page 839, Bentele et al. use a mathematical model to simplify a complex biological problem—programmed cell death.
Models are mostly used to study relatively simple and well-understood biological systems. Complex systems, in contrast, have so many unknowns that an overwhelming amount of data is needed to complete a model.
But Bentele et al. show that CD95-induced cell death can be simplified. The authors found that the activity or concentration of many molecules involved in this death pathway (such as caspases and Bcl family proteins) are unaffected by large changes in most parameters (including binding kinetics and reaction speeds). So they broke down their original model into modules—groups of molecules that change in response to changes in the same set of parameters. As a result, only a subset of molecules needs to be examined when certain parameters are changed in simulations.
Using these simulations, the group identified the pathway's most critical molecules as those that reacted strongly to parameter changes.

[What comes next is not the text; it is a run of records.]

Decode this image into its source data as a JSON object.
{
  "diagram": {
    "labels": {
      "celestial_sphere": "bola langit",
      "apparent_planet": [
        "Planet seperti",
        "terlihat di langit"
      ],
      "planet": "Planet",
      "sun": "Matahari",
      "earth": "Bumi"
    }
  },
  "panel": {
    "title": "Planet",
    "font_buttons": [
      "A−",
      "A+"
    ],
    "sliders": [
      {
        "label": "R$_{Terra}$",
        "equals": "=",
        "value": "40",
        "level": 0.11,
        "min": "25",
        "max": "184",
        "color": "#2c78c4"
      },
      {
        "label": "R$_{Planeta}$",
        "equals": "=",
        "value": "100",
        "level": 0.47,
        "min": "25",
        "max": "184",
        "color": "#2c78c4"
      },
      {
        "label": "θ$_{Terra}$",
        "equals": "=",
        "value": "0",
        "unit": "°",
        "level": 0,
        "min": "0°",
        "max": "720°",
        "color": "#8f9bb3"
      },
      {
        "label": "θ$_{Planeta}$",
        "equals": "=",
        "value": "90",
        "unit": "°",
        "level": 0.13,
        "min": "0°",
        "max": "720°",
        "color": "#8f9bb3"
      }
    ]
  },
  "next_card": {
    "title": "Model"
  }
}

The concentrations of these critical molecules were measured in lab experiments over time following CD95 activation to estimate some of the remaining unknown parameters and thus refine the model.
Both the refined model and lab experiments predicted that a threshold concentration of CD95 ligand is required for cell death to occur. One candidate that might control the threshold is c-FLIP, whose binding to the CD95-containing complex competes with activation of caspase-8. Death simulations run in the absence of c-FLIP abolished the threshold. Cell death now occurred under low concentrations of the ligand that did not cause death in the presence of c-FLIP. Lab experiments in which c-FLIP expression was inhibited confirmed that c-FLIP is the threshold switch. The authors hope that biologists will use modeling approaches to improve benchwork experiments for finding the important players in complex pathways. ▪